┌─ PROVIDED RECORDS

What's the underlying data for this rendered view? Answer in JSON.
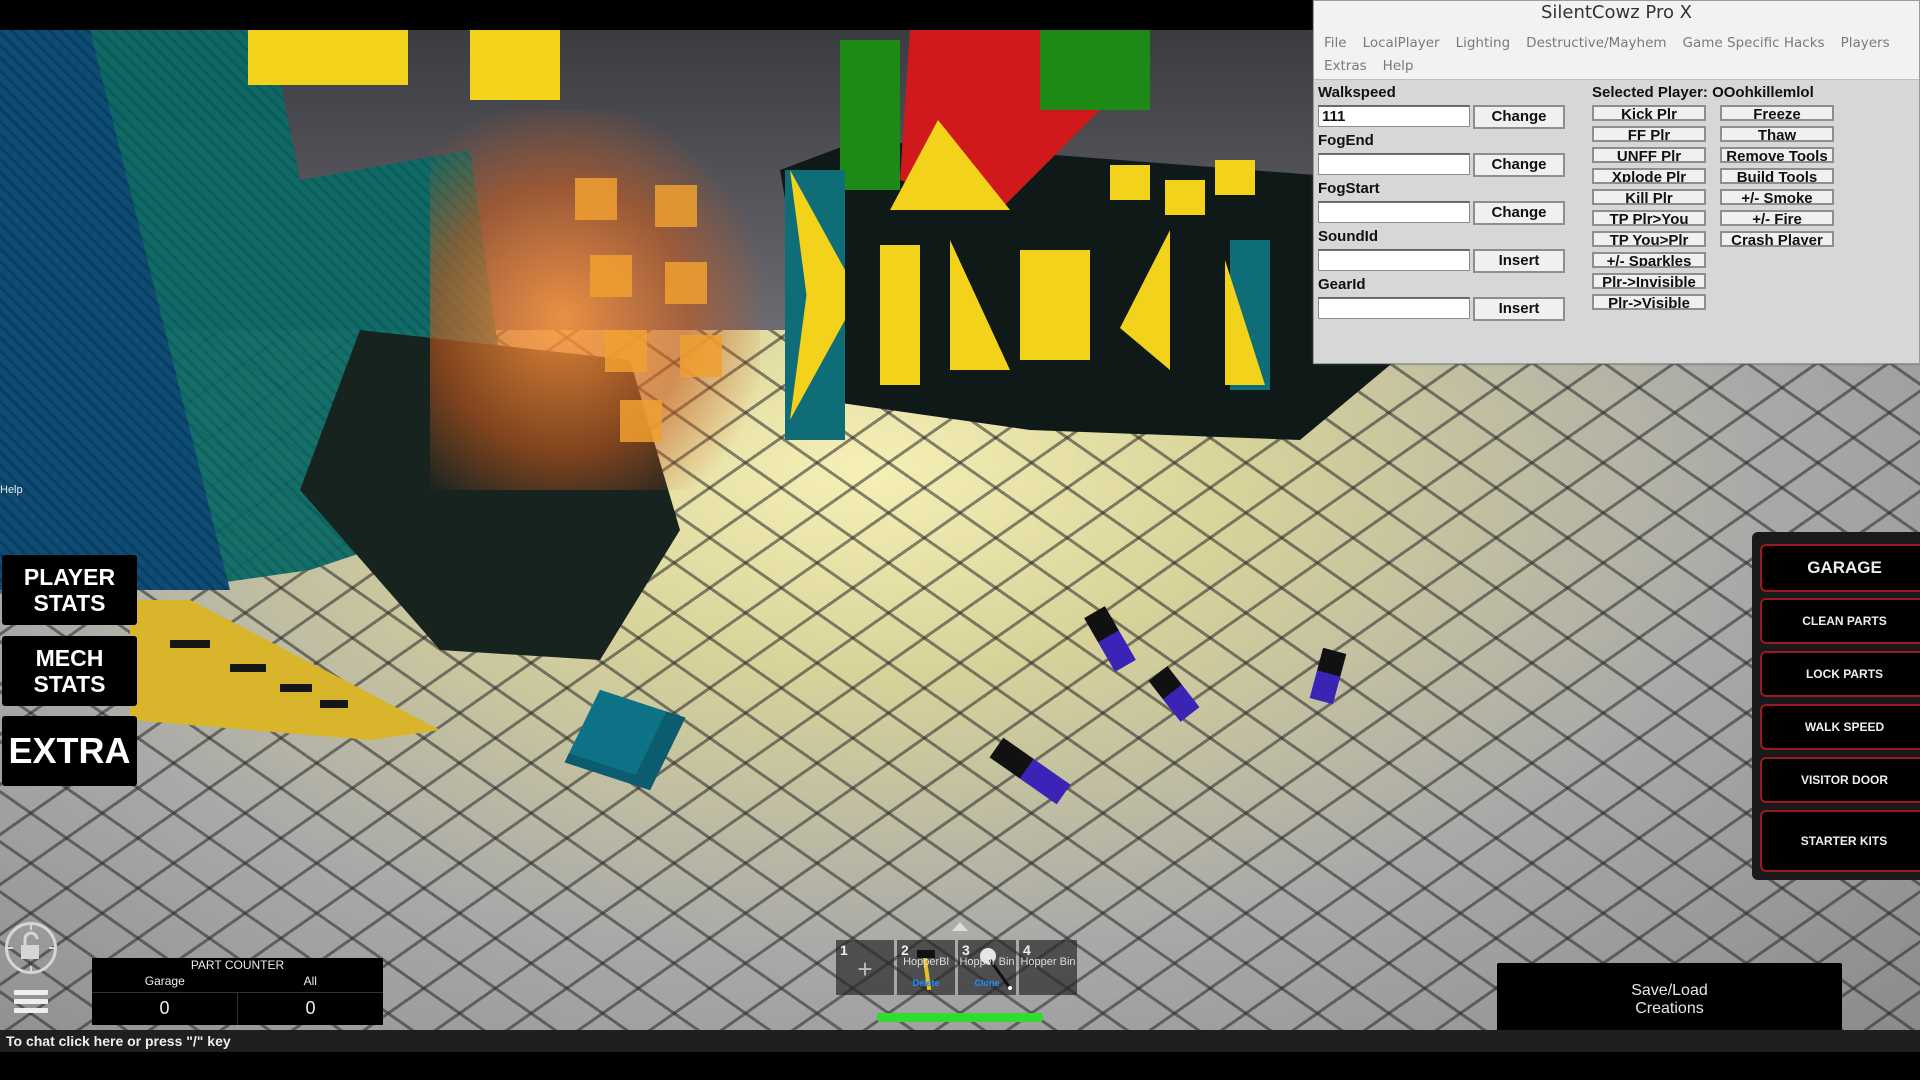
{
  "hack_window": {
    "title": "SilentCowz Pro X",
    "menu_row1": [
      "File",
      "LocalPlayer",
      "Lighting",
      "Destructive/Mayhem",
      "Game Specific Hacks",
      "Players"
    ],
    "menu_row2": [
      "Extras",
      "Help"
    ],
    "fields": [
      {
        "label": "Walkspeed",
        "value": "111",
        "button": "Change"
      },
      {
        "label": "FogEnd",
        "value": "",
        "button": "Change"
      },
      {
        "label": "FogStart",
        "value": "",
        "button": "Change"
      },
      {
        "label": "SoundId",
        "value": "",
        "button": "Insert"
      },
      {
        "label": "GearId",
        "value": "",
        "button": "Insert"
      }
    ],
    "selected_player_label": "Selected Player: OOohkillemlol",
    "player_buttons_col1": [
      "Kick Plr",
      "FF Plr",
      "UNFF Plr",
      "Xplode Plr",
      "Kill Plr",
      "TP Plr>You",
      "TP You>Plr",
      "+/- Sparkles",
      "Plr->Invisible",
      "Plr->Visible"
    ],
    "player_buttons_col2": [
      "Freeze",
      "Thaw",
      "Remove Tools",
      "Build Tools",
      "+/- Smoke",
      "+/- Fire",
      "Crash Player"
    ]
  },
  "left_hud": {
    "help": "Help",
    "player_stats": [
      "PLAYER",
      "STATS"
    ],
    "mech_stats": [
      "MECH",
      "STATS"
    ],
    "extra": "EXTRA"
  },
  "right_menu": {
    "items": [
      "GARAGE",
      "CLEAN PARTS",
      "LOCK PARTS",
      "WALK SPEED",
      "VISITOR DOOR",
      "STARTER KITS"
    ]
  },
  "part_counter": {
    "title": "PART COUNTER",
    "headers": [
      "Garage",
      "All"
    ],
    "values": [
      "0",
      "0"
    ]
  },
  "hotbar": {
    "slots": [
      {
        "num": "1",
        "name": "",
        "sub": "",
        "icon": "plus-icon"
      },
      {
        "num": "2",
        "name": "HopperBl",
        "sub": "Delete",
        "icon": "hammer-icon"
      },
      {
        "num": "3",
        "name": "Hopper Bin",
        "sub": "Clone",
        "icon": "wand-icon"
      },
      {
        "num": "4",
        "name": "Hopper Bin",
        "sub": "",
        "icon": ""
      }
    ],
    "health_fraction": 1.0
  },
  "save_load": [
    "Save/Load",
    "Creations"
  ],
  "chat_hint": "To chat click here or press \"/\" key",
  "colors": {
    "accent_red": "#9b1a1f",
    "health_green": "#2fdc2f",
    "window_bg": "#d7d7d7"
  }
}
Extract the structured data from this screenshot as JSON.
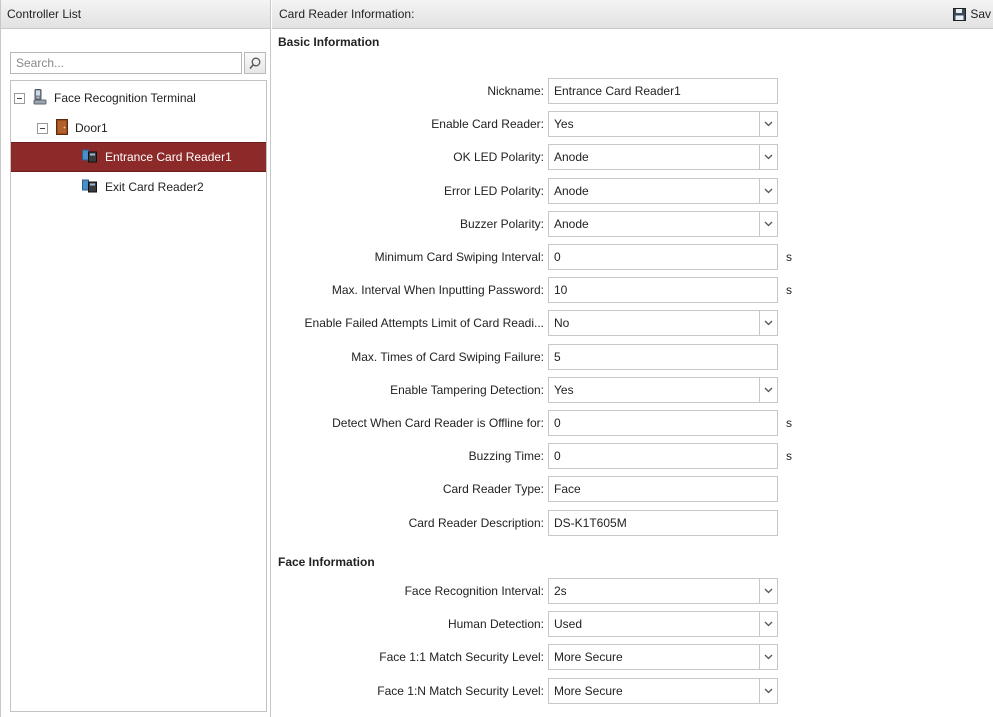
{
  "left_panel": {
    "title": "Controller List",
    "search_placeholder": "Search...",
    "tree": {
      "device": "Face Recognition Terminal",
      "door": "Door1",
      "readers": [
        "Entrance Card Reader1",
        "Exit Card Reader2"
      ]
    }
  },
  "right_panel": {
    "title": "Card Reader Information:",
    "save_label": "Sav",
    "basic_section_title": "Basic Information",
    "face_section_title": "Face Information",
    "basic_fields": [
      {
        "label": "Nickname:",
        "value": "Entrance Card Reader1",
        "type": "text",
        "unit": ""
      },
      {
        "label": "Enable Card Reader:",
        "value": "Yes",
        "type": "select",
        "unit": ""
      },
      {
        "label": "OK LED Polarity:",
        "value": "Anode",
        "type": "select",
        "unit": ""
      },
      {
        "label": "Error LED Polarity:",
        "value": "Anode",
        "type": "select",
        "unit": ""
      },
      {
        "label": "Buzzer Polarity:",
        "value": "Anode",
        "type": "select",
        "unit": ""
      },
      {
        "label": "Minimum Card Swiping Interval:",
        "value": "0",
        "type": "text",
        "unit": "s"
      },
      {
        "label": "Max. Interval When Inputting Password:",
        "value": "10",
        "type": "text",
        "unit": "s"
      },
      {
        "label": "Enable Failed Attempts Limit of Card Readi...",
        "value": "No",
        "type": "select",
        "unit": ""
      },
      {
        "label": "Max. Times of Card Swiping Failure:",
        "value": "5",
        "type": "text",
        "unit": ""
      },
      {
        "label": "Enable Tampering Detection:",
        "value": "Yes",
        "type": "select",
        "unit": ""
      },
      {
        "label": "Detect When Card Reader is Offline for:",
        "value": "0",
        "type": "text",
        "unit": "s"
      },
      {
        "label": "Buzzing Time:",
        "value": "0",
        "type": "text",
        "unit": "s"
      },
      {
        "label": "Card Reader Type:",
        "value": "Face",
        "type": "readonly",
        "unit": ""
      },
      {
        "label": "Card Reader Description:",
        "value": "DS-K1T605M",
        "type": "readonly",
        "unit": ""
      }
    ],
    "face_fields": [
      {
        "label": "Face Recognition Interval:",
        "value": "2s",
        "type": "select",
        "unit": ""
      },
      {
        "label": "Human Detection:",
        "value": "Used",
        "type": "select",
        "unit": ""
      },
      {
        "label": "Face 1:1 Match Security Level:",
        "value": "More Secure",
        "type": "select",
        "unit": ""
      },
      {
        "label": "Face 1:N Match Security Level:",
        "value": "More Secure",
        "type": "select",
        "unit": ""
      }
    ]
  },
  "colors": {
    "selected_row": "#8c2a2a",
    "header_gradient_top": "#f4f4f4",
    "header_gradient_bottom": "#e2e2e2",
    "border": "#c7c7c7"
  }
}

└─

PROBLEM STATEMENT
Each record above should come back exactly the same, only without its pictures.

RESPONSE AREA
What's the underlying data for this rendered view? Answer in JSON.
{
  "hack_window": {
    "title": "SilentCowz Pro X",
    "menu_row1": [
      "File",
      "LocalPlayer",
      "Lighting",
      "Destructive/Mayhem",
      "Game Specific Hacks",
      "Players"
    ],
    "menu_row2": [
      "Extras",
      "Help"
    ],
    "fields": [
      {
        "label": "Walkspeed",
        "value": "111",
        "button": "Change"
      },
      {
        "label": "FogEnd",
        "value": "",
        "button": "Change"
      },
      {
        "label": "FogStart",
        "value": "",
        "button": "Change"
      },
      {
        "label": "SoundId",
        "value": "",
        "button": "Insert"
      },
      {
        "label": "GearId",
        "value": "",
        "button": "Insert"
      }
    ],
    "selected_player_label": "Selected Player: OOohkillemlol",
    "player_buttons_col1": [
      "Kick Plr",
      "FF Plr",
      "UNFF Plr",
      "Xplode Plr",
      "Kill Plr",
      "TP Plr>You",
      "TP You>Plr",
      "+/- Sparkles",
      "Plr->Invisible",
      "Plr->Visible"
    ],
    "player_buttons_col2": [
      "Freeze",
      "Thaw",
      "Remove Tools",
      "Build Tools",
      "+/- Smoke",
      "+/- Fire",
      "Crash Player"
    ]
  },
  "left_hud": {
    "help": "Help",
    "player_stats": [
      "PLAYER",
      "STATS"
    ],
    "mech_stats": [
      "MECH",
      "STATS"
    ],
    "extra": "EXTRA"
  },
  "right_menu": {
    "items": [
      "GARAGE",
      "CLEAN PARTS",
      "LOCK PARTS",
      "WALK SPEED",
      "VISITOR DOOR",
      "STARTER KITS"
    ]
  },
  "part_counter": {
    "title": "PART COUNTER",
    "headers": [
      "Garage",
      "All"
    ],
    "values": [
      "0",
      "0"
    ]
  },
  "hotbar": {
    "slots": [
      {
        "num": "1",
        "name": "",
        "sub": "",
        "icon": "plus-icon"
      },
      {
        "num": "2",
        "name": "HopperBl",
        "sub": "Delete",
        "icon": "hammer-icon"
      },
      {
        "num": "3",
        "name": "Hopper Bin",
        "sub": "Clone",
        "icon": "wand-icon"
      },
      {
        "num": "4",
        "name": "Hopper Bin",
        "sub": "",
        "icon": ""
      }
    ],
    "health_fraction": 1.0
  },
  "save_load": [
    "Save/Load",
    "Creations"
  ],
  "chat_hint": "To chat click here or press \"/\" key",
  "colors": {
    "accent_red": "#9b1a1f",
    "health_green": "#2fdc2f",
    "window_bg": "#d7d7d7"
  }
}
Extract the structured data from this screenshot as JSON.
{
  "left_panel": {
    "title": "Controller List",
    "search_placeholder": "Search...",
    "tree": {
      "device": "Face Recognition Terminal",
      "door": "Door1",
      "readers": [
        "Entrance Card Reader1",
        "Exit Card Reader2"
      ]
    }
  },
  "right_panel": {
    "title": "Card Reader Information:",
    "save_label": "Sav",
    "basic_section_title": "Basic Information",
    "face_section_title": "Face Information",
    "basic_fields": [
      {
        "label": "Nickname:",
        "value": "Entrance Card Reader1",
        "type": "text",
        "unit": ""
      },
      {
        "label": "Enable Card Reader:",
        "value": "Yes",
        "type": "select",
        "unit": ""
      },
      {
        "label": "OK LED Polarity:",
        "value": "Anode",
        "type": "select",
        "unit": ""
      },
      {
        "label": "Error LED Polarity:",
        "value": "Anode",
        "type": "select",
        "unit": ""
      },
      {
        "label": "Buzzer Polarity:",
        "value": "Anode",
        "type": "select",
        "unit": ""
      },
      {
        "label": "Minimum Card Swiping Interval:",
        "value": "0",
        "type": "text",
        "unit": "s"
      },
      {
        "label": "Max. Interval When Inputting Password:",
        "value": "10",
        "type": "text",
        "unit": "s"
      },
      {
        "label": "Enable Failed Attempts Limit of Card Readi...",
        "value": "No",
        "type": "select",
        "unit": ""
      },
      {
        "label": "Max. Times of Card Swiping Failure:",
        "value": "5",
        "type": "text",
        "unit": ""
      },
      {
        "label": "Enable Tampering Detection:",
        "value": "Yes",
        "type": "select",
        "unit": ""
      },
      {
        "label": "Detect When Card Reader is Offline for:",
        "value": "0",
        "type": "text",
        "unit": "s"
      },
      {
        "label": "Buzzing Time:",
        "value": "0",
        "type": "text",
        "unit": "s"
      },
      {
        "label": "Card Reader Type:",
        "value": "Face",
        "type": "readonly",
        "unit": ""
      },
      {
        "label": "Card Reader Description:",
        "value": "DS-K1T605M",
        "type": "readonly",
        "unit": ""
      }
    ],
    "face_fields": [
      {
        "label": "Face Recognition Interval:",
        "value": "2s",
        "type": "select",
        "unit": ""
      },
      {
        "label": "Human Detection:",
        "value": "Used",
        "type": "select",
        "unit": ""
      },
      {
        "label": "Face 1:1 Match Security Level:",
        "value": "More Secure",
        "type": "select",
        "unit": ""
      },
      {
        "label": "Face 1:N Match Security Level:",
        "value": "More Secure",
        "type": "select",
        "unit": ""
      }
    ]
  },
  "colors": {
    "selected_row": "#8c2a2a",
    "header_gradient_top": "#f4f4f4",
    "header_gradient_bottom": "#e2e2e2",
    "border": "#c7c7c7"
  }
}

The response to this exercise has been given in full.